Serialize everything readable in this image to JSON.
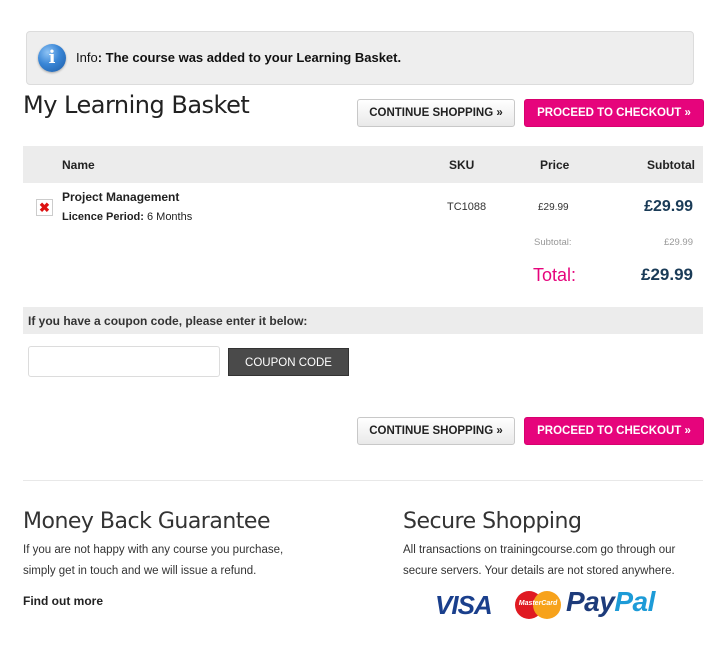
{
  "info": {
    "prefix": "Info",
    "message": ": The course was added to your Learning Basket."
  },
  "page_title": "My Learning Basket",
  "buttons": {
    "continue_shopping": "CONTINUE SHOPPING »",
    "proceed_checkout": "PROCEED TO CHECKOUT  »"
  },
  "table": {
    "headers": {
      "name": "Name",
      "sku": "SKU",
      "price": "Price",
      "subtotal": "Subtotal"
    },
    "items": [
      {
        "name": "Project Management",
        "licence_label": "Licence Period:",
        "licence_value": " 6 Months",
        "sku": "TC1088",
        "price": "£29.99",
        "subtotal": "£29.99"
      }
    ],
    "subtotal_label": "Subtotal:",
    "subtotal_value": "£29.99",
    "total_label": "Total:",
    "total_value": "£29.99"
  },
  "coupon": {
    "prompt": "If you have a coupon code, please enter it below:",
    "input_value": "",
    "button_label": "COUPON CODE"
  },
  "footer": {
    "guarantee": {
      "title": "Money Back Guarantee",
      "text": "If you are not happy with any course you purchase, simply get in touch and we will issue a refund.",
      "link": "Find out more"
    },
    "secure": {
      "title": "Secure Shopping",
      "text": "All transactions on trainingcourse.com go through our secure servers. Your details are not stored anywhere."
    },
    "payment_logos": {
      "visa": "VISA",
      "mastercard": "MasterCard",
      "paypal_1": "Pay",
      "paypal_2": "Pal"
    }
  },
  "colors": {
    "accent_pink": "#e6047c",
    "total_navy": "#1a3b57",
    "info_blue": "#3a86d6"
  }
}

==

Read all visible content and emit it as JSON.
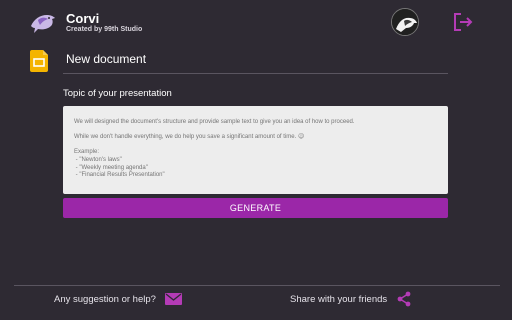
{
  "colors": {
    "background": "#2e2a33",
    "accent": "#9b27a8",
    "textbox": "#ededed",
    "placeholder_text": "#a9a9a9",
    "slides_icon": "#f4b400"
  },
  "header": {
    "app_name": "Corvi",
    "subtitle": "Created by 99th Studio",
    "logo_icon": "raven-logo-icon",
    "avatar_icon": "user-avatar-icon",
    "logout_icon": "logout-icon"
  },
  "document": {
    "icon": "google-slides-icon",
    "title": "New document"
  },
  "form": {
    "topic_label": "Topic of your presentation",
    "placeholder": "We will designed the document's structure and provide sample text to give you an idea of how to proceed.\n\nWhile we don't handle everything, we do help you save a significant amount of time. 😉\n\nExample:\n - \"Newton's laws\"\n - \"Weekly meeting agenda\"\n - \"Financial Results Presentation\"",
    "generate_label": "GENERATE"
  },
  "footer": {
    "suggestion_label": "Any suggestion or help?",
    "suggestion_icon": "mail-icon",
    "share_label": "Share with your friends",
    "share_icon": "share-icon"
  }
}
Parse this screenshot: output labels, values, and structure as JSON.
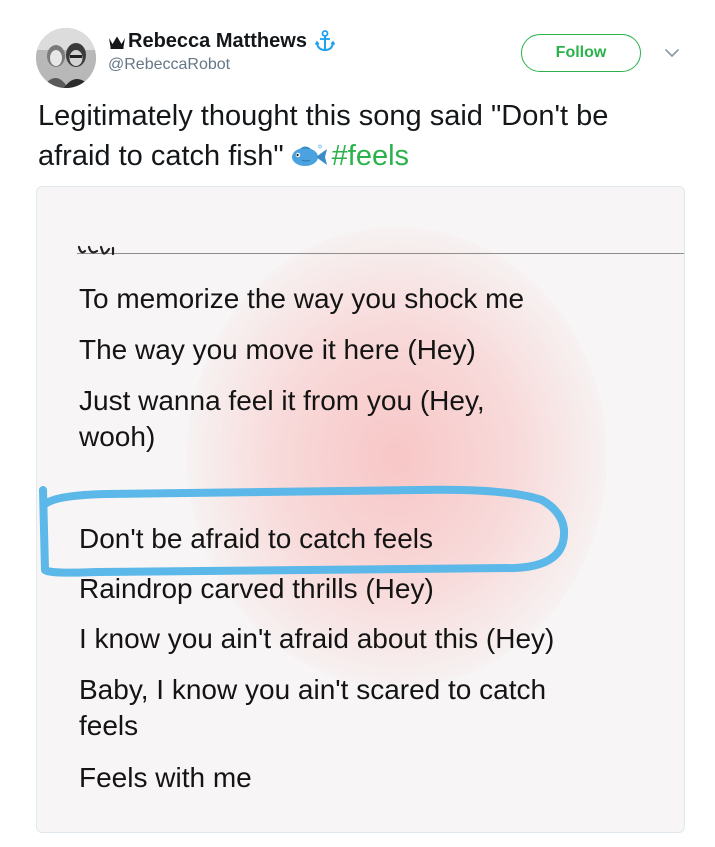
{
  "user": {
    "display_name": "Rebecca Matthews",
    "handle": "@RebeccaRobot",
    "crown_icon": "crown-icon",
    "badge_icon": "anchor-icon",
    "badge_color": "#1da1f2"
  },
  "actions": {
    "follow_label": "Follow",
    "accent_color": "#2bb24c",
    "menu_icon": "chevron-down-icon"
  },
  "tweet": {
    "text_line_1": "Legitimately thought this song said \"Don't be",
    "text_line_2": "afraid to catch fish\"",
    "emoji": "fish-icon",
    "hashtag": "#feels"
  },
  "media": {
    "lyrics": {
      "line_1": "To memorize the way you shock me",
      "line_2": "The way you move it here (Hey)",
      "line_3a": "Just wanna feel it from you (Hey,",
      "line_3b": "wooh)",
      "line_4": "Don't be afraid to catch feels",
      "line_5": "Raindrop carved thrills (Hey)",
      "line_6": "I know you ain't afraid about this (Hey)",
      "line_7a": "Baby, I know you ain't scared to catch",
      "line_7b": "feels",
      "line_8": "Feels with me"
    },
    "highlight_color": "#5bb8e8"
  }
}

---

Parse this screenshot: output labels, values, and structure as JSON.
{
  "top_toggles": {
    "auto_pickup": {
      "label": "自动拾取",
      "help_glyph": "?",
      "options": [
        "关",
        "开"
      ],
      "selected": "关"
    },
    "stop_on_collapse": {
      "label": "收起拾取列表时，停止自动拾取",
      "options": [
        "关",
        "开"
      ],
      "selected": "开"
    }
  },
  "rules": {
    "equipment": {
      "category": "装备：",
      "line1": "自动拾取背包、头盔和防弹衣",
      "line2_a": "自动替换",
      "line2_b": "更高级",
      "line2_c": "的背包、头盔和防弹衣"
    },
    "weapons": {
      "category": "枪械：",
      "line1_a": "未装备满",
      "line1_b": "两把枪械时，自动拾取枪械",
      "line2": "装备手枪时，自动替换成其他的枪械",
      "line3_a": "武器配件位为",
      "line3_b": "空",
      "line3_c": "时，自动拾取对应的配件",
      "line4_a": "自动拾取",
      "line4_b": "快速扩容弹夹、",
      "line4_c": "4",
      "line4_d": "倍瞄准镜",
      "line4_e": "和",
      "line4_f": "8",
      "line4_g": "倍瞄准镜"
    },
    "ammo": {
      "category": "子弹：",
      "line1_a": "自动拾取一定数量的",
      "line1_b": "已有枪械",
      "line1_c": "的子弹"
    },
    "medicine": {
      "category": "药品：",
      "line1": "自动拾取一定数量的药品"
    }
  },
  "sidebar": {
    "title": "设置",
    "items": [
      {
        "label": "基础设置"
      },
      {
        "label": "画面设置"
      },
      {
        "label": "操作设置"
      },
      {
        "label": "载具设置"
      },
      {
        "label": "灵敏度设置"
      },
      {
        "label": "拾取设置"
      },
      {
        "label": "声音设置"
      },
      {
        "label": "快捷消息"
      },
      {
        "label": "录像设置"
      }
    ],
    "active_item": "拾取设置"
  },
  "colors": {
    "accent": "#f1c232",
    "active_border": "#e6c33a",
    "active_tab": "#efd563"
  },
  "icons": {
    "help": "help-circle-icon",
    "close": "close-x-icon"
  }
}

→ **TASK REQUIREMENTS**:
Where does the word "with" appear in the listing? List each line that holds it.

→ **EXPECTED ANSWER**:
      "text": "If you are not happy with any course you purchase, simply get in touch and we will issue a refund.",
    "share_label": "Share with your friends",
      "line_8": "Feels with me"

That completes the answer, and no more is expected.